Exercise details: Once you have read the records below, print them again exactly as they stand.

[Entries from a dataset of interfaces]
===============
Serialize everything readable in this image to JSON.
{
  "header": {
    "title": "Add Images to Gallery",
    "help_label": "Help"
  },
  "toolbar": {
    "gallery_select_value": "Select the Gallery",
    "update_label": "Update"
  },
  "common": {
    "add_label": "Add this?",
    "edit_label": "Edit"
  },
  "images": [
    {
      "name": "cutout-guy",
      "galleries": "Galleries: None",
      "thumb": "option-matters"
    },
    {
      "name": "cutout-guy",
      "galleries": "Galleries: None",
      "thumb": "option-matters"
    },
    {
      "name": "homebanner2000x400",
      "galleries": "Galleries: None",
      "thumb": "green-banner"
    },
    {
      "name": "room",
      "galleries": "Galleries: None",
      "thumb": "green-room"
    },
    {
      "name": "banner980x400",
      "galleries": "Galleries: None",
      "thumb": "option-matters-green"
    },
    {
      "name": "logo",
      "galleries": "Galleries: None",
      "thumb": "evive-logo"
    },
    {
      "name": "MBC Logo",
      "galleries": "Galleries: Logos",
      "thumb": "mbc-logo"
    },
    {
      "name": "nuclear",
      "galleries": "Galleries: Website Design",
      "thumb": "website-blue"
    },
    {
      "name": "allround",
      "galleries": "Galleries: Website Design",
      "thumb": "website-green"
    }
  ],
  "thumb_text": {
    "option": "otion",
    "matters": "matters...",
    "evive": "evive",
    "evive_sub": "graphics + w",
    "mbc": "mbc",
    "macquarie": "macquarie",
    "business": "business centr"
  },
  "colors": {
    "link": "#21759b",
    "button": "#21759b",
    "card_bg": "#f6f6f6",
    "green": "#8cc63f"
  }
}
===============
Answer:
Serialize everything readable in this image to JSON.
{
  "header": {
    "title": "Add Images to Gallery",
    "help_label": "Help"
  },
  "toolbar": {
    "gallery_select_value": "Select the Gallery",
    "update_label": "Update"
  },
  "common": {
    "add_label": "Add this?",
    "edit_label": "Edit"
  },
  "images": [
    {
      "name": "cutout-guy",
      "galleries": "Galleries: None",
      "thumb": "option-matters"
    },
    {
      "name": "cutout-guy",
      "galleries": "Galleries: None",
      "thumb": "option-matters"
    },
    {
      "name": "homebanner2000x400",
      "galleries": "Galleries: None",
      "thumb": "green-banner"
    },
    {
      "name": "room",
      "galleries": "Galleries: None",
      "thumb": "green-room"
    },
    {
      "name": "banner980x400",
      "galleries": "Galleries: None",
      "thumb": "option-matters-green"
    },
    {
      "name": "logo",
      "galleries": "Galleries: None",
      "thumb": "evive-logo"
    },
    {
      "name": "MBC Logo",
      "galleries": "Galleries: Logos",
      "thumb": "mbc-logo"
    },
    {
      "name": "nuclear",
      "galleries": "Galleries: Website Design",
      "thumb": "website-blue"
    },
    {
      "name": "allround",
      "galleries": "Galleries: Website Design",
      "thumb": "website-green"
    }
  ],
  "thumb_text": {
    "option": "otion",
    "matters": "matters...",
    "evive": "evive",
    "evive_sub": "graphics + w",
    "mbc": "mbc",
    "macquarie": "macquarie",
    "business": "business centr"
  },
  "colors": {
    "link": "#21759b",
    "button": "#21759b",
    "card_bg": "#f6f6f6",
    "green": "#8cc63f"
  }
}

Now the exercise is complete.